[Records from a data source]

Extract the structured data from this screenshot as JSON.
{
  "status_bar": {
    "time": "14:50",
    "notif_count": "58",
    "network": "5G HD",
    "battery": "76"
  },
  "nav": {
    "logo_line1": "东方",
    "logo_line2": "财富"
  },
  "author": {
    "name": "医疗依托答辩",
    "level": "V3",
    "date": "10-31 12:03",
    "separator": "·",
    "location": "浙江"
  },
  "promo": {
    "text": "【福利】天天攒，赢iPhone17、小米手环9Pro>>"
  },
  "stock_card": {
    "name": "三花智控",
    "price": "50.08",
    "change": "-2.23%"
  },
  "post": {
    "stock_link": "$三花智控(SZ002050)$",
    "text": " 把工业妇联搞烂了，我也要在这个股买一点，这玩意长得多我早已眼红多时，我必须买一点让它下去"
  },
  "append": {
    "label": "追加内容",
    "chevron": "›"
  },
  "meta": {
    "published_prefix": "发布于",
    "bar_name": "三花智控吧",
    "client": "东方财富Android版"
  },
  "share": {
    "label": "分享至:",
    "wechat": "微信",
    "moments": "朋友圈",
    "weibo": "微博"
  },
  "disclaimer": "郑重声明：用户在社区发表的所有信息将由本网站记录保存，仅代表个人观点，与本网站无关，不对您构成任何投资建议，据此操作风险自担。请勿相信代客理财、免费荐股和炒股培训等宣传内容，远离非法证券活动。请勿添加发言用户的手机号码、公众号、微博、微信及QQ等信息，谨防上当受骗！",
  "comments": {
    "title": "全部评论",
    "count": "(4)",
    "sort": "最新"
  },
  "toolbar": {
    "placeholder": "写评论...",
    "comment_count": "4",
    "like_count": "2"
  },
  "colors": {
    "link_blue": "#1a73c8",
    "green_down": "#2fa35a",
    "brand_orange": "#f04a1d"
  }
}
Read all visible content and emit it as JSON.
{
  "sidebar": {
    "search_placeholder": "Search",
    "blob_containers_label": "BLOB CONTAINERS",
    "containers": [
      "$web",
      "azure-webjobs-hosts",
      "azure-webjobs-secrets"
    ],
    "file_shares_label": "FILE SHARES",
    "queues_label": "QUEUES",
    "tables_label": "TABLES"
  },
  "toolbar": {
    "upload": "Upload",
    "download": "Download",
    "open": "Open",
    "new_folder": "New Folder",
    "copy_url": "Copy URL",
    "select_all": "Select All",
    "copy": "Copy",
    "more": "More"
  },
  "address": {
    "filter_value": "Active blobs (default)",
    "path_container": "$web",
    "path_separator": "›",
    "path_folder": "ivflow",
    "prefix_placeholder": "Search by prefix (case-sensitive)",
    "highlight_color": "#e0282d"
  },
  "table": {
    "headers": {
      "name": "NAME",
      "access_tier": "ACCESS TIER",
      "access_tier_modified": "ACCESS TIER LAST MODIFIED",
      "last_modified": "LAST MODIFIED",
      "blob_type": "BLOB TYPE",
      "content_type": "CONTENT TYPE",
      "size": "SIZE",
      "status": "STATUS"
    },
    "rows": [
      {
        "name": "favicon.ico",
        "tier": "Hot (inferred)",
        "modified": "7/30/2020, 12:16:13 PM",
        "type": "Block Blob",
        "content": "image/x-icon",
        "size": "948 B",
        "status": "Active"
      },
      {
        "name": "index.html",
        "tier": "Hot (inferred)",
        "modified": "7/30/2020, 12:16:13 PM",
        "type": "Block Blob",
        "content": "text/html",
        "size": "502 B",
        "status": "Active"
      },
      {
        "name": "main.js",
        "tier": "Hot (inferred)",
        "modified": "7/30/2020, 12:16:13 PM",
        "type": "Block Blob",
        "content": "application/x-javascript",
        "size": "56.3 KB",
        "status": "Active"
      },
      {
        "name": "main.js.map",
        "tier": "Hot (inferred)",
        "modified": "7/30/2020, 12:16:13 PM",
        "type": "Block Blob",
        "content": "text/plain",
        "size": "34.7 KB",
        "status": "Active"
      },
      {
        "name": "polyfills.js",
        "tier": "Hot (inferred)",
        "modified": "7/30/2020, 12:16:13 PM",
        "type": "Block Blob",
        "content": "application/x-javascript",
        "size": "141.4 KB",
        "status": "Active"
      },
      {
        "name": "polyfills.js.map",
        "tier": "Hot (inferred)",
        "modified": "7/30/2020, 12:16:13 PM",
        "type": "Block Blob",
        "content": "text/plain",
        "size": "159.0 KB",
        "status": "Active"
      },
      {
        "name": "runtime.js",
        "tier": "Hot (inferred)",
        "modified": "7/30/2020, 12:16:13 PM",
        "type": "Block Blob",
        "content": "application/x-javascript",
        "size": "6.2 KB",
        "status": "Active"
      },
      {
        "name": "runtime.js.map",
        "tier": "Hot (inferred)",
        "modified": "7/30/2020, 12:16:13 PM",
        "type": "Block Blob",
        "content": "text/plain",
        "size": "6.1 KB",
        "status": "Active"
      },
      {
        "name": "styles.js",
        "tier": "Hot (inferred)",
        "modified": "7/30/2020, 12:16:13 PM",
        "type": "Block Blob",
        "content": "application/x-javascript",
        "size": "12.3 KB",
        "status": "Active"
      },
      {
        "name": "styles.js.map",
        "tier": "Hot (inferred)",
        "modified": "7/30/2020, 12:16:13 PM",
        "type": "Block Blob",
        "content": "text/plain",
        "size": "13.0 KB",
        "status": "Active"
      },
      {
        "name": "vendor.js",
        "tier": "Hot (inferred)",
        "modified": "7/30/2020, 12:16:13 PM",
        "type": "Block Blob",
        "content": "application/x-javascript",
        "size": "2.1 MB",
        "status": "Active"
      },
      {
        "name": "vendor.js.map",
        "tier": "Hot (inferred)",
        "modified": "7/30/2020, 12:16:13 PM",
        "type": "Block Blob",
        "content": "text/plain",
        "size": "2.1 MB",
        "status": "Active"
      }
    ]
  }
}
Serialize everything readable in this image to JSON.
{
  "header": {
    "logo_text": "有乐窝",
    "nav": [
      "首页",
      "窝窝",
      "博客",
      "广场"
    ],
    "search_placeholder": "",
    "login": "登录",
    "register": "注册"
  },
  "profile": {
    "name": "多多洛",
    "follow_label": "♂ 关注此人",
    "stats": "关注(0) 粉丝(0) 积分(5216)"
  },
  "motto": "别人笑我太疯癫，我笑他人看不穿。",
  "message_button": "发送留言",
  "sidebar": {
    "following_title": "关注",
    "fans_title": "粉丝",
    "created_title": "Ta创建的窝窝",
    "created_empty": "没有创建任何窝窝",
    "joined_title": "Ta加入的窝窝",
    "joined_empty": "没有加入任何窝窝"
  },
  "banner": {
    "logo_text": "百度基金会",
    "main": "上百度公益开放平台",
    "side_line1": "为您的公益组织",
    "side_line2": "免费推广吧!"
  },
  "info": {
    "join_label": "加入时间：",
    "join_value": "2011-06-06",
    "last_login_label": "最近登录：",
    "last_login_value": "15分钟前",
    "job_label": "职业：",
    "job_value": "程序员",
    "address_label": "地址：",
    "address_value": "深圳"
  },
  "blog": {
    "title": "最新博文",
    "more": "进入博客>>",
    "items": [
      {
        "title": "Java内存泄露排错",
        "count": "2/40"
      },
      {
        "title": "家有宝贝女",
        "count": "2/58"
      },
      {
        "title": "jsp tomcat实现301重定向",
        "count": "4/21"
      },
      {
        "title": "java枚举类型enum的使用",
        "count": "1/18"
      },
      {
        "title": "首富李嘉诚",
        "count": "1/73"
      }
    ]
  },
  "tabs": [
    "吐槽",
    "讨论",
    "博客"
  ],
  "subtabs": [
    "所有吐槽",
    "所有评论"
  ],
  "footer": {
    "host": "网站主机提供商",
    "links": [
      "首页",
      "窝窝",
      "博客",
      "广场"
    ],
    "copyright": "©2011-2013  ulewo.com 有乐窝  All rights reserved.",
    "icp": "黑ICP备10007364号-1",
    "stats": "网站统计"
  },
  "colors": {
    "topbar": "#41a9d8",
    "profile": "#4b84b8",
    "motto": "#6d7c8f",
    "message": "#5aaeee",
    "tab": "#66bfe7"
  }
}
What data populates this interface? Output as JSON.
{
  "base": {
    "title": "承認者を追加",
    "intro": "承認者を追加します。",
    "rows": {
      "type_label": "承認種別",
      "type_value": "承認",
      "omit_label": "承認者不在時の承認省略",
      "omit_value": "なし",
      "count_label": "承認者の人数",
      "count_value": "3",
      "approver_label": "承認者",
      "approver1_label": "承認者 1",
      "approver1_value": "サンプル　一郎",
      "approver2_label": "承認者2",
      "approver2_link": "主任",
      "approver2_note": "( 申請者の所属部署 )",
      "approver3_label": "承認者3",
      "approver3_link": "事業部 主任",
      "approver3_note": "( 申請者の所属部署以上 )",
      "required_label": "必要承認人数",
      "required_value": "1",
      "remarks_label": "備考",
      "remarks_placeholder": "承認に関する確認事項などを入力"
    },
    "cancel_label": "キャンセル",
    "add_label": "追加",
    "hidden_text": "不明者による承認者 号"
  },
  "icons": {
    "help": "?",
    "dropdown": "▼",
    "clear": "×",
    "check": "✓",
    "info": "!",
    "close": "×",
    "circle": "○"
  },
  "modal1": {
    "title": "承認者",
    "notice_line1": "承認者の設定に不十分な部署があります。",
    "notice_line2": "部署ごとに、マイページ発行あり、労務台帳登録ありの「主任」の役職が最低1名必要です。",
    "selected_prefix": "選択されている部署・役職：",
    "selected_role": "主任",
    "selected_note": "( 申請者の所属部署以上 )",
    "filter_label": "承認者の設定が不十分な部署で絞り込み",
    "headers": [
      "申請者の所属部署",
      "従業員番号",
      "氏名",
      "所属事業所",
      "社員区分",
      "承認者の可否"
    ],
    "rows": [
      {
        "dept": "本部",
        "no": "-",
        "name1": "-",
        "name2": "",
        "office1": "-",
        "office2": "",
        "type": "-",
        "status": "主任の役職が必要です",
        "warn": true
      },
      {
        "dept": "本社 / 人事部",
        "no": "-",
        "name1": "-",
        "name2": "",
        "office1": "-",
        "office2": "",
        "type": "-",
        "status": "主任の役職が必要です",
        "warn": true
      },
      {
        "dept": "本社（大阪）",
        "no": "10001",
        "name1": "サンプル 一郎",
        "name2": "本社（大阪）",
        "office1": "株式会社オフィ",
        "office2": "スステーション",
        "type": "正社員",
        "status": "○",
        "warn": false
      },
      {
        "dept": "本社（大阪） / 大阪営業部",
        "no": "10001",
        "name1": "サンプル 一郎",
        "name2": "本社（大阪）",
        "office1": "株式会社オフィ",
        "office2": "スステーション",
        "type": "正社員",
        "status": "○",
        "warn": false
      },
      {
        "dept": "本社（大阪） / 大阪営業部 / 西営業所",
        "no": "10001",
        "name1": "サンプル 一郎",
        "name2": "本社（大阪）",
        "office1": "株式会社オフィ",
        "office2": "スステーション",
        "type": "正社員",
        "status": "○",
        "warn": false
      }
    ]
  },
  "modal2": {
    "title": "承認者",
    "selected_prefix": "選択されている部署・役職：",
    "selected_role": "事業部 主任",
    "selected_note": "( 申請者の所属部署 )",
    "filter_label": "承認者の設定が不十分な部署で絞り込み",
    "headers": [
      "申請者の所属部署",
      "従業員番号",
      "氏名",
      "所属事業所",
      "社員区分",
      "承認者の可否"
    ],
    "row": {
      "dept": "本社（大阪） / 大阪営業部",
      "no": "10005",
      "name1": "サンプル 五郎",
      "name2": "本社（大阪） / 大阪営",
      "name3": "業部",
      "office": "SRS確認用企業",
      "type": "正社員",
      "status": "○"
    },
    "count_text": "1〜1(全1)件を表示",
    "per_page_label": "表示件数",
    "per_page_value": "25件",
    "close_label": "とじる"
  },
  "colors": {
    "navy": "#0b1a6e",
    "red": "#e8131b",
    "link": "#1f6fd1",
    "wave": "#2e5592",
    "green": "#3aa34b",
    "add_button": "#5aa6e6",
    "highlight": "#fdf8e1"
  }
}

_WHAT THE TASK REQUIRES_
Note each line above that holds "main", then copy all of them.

_OUTPUT_
        "name": "main.js",
        "name": "main.js.map",
    "main": "上百度公益开放平台",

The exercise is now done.